== TASK TO CARRY OUT ==
A single number is the whole answer: the tally of lines in the data below that include the word "Actor".

RECORDS FOR THIS TASK below:

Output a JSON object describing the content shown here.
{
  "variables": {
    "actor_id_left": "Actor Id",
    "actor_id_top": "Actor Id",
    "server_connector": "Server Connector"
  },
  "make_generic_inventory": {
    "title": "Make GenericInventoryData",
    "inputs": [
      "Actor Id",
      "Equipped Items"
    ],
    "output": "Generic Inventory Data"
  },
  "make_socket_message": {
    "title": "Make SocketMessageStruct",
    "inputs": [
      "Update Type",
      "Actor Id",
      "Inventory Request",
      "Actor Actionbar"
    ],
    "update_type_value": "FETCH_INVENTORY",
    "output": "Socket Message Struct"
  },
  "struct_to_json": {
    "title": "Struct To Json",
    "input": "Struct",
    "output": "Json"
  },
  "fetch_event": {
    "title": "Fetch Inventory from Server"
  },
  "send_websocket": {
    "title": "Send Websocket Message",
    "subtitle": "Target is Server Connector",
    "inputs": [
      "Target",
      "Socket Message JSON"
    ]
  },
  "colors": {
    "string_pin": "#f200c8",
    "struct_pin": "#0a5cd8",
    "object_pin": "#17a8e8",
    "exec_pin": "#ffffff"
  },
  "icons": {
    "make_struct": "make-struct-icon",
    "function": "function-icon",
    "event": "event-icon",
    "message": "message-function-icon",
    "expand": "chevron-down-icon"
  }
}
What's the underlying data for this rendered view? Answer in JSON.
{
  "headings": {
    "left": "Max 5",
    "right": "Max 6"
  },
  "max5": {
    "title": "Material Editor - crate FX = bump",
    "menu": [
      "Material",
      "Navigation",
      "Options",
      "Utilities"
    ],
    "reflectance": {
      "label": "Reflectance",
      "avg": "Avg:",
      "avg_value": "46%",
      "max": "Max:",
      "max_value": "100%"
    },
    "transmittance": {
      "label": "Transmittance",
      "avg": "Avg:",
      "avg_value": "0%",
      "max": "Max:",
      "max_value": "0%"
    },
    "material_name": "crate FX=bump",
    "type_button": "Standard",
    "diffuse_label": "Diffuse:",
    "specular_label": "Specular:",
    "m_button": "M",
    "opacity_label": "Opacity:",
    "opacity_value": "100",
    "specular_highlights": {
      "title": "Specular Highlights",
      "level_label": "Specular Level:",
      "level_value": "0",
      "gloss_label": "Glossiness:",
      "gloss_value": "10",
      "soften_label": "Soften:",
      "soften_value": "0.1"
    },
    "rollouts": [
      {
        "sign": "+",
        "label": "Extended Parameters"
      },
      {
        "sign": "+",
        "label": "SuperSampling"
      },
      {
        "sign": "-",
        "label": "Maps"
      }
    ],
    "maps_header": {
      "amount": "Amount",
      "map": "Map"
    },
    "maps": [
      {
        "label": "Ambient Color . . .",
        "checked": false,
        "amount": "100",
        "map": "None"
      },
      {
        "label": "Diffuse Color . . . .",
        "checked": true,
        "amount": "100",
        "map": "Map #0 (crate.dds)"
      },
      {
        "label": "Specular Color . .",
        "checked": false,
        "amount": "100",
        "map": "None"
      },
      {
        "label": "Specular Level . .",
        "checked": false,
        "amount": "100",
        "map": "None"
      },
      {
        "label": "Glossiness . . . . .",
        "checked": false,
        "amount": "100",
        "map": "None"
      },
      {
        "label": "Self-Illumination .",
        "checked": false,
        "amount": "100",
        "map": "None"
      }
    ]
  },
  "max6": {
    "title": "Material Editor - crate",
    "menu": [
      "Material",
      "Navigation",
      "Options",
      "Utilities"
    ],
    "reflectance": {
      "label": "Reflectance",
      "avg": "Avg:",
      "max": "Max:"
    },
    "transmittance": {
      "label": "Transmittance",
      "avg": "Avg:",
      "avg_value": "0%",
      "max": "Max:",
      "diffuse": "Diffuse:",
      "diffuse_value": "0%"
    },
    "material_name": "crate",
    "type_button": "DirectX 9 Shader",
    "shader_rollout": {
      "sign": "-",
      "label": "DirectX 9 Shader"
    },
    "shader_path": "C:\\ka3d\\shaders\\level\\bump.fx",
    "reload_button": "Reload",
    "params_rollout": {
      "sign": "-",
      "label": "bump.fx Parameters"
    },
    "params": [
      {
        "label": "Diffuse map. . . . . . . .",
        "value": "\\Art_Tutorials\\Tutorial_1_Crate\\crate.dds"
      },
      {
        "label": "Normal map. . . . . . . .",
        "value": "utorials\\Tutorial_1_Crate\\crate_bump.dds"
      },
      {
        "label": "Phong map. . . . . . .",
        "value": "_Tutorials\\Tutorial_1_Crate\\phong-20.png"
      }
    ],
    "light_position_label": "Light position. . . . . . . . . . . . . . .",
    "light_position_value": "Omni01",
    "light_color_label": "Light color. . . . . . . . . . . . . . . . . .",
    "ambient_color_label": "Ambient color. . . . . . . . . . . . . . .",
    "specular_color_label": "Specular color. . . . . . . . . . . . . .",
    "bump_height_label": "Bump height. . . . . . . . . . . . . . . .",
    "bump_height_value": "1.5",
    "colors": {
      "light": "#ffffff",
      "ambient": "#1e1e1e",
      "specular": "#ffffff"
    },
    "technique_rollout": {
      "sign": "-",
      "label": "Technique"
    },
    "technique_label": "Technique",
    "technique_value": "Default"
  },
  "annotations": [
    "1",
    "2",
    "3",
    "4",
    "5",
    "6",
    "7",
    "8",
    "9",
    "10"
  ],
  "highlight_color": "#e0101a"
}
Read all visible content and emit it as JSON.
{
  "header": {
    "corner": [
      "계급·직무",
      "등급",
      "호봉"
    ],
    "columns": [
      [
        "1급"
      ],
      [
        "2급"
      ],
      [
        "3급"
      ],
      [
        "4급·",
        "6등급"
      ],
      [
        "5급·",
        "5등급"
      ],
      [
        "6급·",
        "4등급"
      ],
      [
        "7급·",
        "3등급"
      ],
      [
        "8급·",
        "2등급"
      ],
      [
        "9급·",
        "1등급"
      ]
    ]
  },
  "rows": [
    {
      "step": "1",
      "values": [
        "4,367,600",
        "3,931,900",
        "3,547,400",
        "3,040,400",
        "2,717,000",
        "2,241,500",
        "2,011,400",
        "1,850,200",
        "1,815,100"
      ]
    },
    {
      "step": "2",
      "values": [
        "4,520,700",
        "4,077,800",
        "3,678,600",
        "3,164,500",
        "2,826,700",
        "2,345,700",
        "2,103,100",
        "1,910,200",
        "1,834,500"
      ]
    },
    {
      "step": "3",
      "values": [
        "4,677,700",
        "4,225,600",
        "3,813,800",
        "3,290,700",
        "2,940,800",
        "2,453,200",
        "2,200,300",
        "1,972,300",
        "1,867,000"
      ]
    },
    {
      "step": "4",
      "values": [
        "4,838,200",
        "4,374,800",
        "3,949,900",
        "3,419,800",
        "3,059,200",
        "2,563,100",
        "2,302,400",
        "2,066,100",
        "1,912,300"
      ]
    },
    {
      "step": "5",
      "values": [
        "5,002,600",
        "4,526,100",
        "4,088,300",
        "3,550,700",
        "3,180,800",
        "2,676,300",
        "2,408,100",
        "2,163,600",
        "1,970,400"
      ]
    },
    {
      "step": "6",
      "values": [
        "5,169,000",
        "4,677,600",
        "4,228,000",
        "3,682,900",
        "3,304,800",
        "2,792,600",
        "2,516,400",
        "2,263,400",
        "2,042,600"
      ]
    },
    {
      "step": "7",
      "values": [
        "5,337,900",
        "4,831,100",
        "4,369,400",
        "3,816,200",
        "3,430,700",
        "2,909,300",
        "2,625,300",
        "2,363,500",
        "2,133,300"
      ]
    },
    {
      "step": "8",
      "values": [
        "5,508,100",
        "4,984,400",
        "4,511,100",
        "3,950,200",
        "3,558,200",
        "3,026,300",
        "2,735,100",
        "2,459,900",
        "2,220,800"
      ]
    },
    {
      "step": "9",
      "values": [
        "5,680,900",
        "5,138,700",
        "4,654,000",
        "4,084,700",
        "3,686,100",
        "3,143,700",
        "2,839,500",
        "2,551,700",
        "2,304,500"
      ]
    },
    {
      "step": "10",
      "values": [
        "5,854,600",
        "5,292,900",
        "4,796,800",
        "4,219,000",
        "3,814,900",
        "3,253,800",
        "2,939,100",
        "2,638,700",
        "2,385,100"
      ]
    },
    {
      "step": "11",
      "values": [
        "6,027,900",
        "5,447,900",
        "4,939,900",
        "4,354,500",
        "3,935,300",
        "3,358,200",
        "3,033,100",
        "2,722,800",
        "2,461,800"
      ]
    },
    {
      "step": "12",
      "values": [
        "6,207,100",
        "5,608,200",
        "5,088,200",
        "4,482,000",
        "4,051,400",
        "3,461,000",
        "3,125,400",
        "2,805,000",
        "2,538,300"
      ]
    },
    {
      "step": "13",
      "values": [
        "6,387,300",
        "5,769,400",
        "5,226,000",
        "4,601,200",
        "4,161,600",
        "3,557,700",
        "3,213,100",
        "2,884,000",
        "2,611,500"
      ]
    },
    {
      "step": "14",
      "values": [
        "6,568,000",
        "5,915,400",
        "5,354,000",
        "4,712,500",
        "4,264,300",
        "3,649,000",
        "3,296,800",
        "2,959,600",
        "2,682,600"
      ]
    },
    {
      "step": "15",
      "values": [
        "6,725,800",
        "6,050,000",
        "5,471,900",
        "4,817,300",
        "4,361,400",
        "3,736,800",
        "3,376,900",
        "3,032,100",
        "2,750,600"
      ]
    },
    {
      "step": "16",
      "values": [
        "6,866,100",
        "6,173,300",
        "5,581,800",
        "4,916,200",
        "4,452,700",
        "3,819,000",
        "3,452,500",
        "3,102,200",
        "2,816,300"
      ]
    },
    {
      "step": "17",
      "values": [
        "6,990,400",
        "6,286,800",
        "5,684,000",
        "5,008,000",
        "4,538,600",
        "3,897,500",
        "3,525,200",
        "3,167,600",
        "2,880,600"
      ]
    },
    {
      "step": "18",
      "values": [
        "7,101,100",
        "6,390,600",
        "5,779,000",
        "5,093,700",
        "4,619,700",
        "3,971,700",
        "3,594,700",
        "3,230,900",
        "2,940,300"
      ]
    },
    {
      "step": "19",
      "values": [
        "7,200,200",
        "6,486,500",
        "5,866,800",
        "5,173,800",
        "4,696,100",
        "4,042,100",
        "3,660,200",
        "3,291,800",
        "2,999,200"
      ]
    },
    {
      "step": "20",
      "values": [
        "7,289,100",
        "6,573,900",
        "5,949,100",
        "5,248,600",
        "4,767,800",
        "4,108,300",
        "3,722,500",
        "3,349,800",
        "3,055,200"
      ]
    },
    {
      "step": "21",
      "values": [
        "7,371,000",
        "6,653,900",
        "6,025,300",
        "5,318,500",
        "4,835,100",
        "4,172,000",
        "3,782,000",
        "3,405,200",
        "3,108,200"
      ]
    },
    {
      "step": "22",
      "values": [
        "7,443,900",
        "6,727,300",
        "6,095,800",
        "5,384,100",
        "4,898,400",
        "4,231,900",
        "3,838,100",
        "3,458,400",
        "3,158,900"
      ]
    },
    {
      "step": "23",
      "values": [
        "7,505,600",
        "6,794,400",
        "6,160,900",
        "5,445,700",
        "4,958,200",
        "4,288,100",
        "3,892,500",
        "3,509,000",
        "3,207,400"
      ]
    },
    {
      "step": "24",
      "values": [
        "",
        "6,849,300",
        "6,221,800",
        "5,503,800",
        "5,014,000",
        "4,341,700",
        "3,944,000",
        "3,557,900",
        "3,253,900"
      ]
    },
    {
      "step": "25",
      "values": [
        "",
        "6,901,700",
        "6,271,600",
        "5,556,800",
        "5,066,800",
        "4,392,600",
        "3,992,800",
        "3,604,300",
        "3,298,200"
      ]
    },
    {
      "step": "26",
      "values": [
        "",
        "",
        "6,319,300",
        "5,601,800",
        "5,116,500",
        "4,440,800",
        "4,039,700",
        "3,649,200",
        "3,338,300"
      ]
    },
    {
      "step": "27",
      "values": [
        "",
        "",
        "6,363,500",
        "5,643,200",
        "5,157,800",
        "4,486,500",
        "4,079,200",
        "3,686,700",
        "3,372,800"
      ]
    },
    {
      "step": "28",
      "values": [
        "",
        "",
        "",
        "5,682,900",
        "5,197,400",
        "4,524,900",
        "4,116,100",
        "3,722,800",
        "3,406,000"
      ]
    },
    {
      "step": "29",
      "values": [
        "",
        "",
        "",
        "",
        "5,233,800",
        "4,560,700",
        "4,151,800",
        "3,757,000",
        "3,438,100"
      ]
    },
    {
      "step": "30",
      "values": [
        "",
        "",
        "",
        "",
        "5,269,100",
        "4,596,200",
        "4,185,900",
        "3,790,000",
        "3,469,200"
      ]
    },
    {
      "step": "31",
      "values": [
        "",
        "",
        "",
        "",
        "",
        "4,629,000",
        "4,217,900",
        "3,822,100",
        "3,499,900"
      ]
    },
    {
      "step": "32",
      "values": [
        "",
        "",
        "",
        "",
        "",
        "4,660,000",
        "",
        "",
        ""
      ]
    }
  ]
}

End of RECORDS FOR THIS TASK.

== TASK RESULT ==
5